Once established, invasive species can rapidly and irreversibly alter ecosystems and degrade the value of ecosystem services. Optimal control of an unwanted species solves for
Economics can clarify the discussion on invasive species in at least three ways. First is through the use of incentives to change human behavior so
This paper develops a theoretical model for the efficient establishment of economic policy pertaining to invasive species, integrating prevention and control of invasive species into
Imperfect scientific information regarding potential invasiveness, differences between private and public outcomes for individual decisions regarding planting, and inadequate prevention activity combine to impose costs
The one-demand Hotelling model fails to explain the observed specialization of non-renewable resources. We develop a model with multiple demands and resources to show that
Mitigating the harmful effects of development projects and industries (negative environmentalism) is inadequate, especially in resource-dependent economies whose resources are at risk from other forces.
The threat of invasive species stems from their ability to rapidly and irreversibly change ecosystems and degrade the value of ecosystem services. Optimal control of
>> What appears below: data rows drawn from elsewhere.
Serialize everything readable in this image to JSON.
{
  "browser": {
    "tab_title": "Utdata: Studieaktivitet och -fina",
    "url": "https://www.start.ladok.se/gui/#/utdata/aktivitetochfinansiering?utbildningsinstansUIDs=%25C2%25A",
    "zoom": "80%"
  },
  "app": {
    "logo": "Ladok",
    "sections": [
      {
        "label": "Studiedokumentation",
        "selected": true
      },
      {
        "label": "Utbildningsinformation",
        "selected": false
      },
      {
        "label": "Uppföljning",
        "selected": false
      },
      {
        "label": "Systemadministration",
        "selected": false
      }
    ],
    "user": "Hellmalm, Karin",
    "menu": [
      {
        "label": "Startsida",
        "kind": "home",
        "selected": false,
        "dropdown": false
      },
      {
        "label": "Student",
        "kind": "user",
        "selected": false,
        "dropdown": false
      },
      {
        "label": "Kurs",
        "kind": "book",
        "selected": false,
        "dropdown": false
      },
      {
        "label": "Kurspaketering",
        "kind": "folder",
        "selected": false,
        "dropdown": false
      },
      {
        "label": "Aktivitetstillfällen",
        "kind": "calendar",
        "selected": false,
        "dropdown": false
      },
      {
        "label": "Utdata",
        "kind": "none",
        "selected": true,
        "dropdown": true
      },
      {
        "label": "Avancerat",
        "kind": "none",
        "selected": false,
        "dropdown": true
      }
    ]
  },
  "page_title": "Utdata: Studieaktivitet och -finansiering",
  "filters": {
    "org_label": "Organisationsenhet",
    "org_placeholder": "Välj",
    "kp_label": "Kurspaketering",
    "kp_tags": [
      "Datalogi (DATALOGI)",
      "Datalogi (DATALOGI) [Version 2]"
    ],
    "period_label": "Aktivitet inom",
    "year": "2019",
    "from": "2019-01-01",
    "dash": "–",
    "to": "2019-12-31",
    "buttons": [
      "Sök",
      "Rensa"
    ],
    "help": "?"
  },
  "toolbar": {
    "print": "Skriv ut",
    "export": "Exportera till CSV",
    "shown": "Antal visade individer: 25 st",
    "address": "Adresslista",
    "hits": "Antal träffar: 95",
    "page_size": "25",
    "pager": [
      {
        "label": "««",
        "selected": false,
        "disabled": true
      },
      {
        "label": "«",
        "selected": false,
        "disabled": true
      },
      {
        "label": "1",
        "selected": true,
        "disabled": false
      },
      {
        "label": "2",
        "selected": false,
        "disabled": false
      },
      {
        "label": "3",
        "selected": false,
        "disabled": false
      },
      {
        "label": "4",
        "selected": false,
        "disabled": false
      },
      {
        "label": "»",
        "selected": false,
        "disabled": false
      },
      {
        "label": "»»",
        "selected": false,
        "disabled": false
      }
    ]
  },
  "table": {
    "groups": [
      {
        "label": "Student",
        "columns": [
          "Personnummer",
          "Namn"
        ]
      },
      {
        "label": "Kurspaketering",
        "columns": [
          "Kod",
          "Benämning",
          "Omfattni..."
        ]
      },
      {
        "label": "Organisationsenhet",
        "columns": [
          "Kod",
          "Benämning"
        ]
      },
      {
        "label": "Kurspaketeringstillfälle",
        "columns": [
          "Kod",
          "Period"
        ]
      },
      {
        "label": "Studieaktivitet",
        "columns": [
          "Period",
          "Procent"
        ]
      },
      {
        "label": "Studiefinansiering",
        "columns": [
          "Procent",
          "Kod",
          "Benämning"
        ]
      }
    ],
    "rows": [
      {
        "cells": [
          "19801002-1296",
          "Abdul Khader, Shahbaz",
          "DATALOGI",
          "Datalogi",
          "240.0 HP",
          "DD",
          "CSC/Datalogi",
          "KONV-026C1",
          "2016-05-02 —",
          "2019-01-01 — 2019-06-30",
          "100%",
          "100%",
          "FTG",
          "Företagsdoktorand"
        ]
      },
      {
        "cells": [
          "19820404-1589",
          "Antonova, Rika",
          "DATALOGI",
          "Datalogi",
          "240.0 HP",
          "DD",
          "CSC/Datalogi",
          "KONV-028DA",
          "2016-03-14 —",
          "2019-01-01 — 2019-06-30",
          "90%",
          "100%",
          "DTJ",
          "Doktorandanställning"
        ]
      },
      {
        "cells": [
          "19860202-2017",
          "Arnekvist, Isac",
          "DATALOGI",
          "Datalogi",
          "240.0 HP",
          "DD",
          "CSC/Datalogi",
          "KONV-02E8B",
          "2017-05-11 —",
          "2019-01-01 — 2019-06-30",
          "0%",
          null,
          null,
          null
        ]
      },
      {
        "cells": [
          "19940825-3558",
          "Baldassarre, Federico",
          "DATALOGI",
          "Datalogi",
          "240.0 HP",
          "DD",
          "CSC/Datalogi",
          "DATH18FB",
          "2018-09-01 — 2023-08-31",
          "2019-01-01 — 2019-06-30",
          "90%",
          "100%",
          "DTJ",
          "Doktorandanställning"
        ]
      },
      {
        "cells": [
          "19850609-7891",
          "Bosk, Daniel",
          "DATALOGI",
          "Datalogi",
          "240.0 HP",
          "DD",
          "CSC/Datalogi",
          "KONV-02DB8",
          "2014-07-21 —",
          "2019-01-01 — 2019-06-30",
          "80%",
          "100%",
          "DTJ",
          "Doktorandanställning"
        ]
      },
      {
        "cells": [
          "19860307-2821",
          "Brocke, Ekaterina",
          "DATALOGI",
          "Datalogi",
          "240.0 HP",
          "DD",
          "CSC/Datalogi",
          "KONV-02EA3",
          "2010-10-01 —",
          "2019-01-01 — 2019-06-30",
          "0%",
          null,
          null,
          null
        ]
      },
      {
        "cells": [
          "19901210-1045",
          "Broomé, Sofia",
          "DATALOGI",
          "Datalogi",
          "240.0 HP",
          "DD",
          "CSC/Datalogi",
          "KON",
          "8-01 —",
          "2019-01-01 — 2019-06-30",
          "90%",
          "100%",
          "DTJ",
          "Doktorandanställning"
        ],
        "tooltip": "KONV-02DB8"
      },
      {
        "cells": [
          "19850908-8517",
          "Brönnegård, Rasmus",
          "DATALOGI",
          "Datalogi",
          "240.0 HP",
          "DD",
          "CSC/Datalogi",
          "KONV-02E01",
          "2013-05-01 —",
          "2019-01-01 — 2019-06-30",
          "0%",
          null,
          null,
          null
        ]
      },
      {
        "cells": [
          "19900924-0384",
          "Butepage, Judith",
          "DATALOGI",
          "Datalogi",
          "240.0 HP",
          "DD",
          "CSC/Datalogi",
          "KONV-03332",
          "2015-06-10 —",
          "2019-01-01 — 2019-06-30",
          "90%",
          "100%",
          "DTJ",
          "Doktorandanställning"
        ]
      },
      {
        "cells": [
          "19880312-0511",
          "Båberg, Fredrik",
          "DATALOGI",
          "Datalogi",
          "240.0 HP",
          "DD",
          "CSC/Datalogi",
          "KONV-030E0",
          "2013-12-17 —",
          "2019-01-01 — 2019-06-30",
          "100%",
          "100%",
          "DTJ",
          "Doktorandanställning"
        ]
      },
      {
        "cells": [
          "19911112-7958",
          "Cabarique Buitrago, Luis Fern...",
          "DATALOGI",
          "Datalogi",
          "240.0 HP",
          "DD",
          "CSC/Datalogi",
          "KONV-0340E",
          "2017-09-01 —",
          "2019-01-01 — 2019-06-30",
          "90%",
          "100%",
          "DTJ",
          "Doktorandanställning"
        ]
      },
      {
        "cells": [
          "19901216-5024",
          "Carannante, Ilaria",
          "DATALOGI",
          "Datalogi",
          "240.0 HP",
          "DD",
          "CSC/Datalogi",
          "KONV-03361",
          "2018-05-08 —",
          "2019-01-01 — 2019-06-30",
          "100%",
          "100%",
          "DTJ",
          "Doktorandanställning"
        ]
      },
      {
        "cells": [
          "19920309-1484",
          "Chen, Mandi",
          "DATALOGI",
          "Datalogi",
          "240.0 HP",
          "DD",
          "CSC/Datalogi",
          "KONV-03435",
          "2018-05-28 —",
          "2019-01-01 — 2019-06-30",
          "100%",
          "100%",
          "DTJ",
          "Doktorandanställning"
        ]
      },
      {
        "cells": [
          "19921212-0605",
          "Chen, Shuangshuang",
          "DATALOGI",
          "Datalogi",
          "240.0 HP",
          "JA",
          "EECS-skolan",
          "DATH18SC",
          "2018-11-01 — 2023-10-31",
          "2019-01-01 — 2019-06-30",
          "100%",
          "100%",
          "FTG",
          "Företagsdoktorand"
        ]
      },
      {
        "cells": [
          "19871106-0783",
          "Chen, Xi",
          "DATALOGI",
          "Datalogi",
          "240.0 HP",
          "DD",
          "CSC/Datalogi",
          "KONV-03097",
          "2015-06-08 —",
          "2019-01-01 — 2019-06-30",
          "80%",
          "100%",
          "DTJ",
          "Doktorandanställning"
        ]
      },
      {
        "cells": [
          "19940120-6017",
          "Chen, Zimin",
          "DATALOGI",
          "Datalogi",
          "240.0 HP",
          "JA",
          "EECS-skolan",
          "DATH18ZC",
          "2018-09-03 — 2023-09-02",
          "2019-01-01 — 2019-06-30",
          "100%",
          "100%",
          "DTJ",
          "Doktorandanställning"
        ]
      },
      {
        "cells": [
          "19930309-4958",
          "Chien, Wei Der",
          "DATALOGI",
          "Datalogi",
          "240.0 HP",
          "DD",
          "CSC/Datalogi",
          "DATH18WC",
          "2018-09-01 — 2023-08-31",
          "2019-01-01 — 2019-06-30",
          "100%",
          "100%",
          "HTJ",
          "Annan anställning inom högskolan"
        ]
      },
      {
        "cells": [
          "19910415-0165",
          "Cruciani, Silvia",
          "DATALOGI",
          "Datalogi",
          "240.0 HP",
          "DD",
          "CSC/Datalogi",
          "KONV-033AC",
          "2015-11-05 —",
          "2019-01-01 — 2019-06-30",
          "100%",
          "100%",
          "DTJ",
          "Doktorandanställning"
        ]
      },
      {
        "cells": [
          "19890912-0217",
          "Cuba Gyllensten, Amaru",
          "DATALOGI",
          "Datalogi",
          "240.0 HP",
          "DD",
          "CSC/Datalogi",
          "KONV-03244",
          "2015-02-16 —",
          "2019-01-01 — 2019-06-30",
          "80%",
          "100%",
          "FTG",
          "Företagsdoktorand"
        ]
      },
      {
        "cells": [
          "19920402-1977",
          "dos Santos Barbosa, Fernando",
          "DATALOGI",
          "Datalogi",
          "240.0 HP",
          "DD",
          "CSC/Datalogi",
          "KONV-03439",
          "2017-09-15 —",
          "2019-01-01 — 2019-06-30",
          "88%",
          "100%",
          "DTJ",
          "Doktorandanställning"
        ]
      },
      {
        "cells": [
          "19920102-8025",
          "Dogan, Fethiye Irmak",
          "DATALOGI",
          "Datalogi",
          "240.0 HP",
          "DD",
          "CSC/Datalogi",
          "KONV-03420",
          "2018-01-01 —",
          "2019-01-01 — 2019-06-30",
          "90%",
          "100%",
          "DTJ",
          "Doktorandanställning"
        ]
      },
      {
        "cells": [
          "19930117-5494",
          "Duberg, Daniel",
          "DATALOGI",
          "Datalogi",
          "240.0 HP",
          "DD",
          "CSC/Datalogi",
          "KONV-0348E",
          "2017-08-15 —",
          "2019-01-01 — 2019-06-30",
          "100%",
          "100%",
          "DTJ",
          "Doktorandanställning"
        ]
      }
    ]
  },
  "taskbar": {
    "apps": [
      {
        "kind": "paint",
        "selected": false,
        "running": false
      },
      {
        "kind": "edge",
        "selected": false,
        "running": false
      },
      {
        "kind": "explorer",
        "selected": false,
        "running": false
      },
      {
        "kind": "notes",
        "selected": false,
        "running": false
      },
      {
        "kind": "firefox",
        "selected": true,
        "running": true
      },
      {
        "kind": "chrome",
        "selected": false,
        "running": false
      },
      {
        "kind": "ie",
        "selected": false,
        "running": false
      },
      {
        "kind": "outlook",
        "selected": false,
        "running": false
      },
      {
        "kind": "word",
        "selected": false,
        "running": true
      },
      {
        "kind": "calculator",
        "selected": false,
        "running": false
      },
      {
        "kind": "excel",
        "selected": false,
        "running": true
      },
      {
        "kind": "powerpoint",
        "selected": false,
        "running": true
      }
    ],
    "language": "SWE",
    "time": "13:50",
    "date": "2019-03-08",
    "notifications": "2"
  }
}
Invasive species change ecosystems and the economic services such ecosystems provide. Optimal policy will minimize the expected damages and costs of prevention and control. We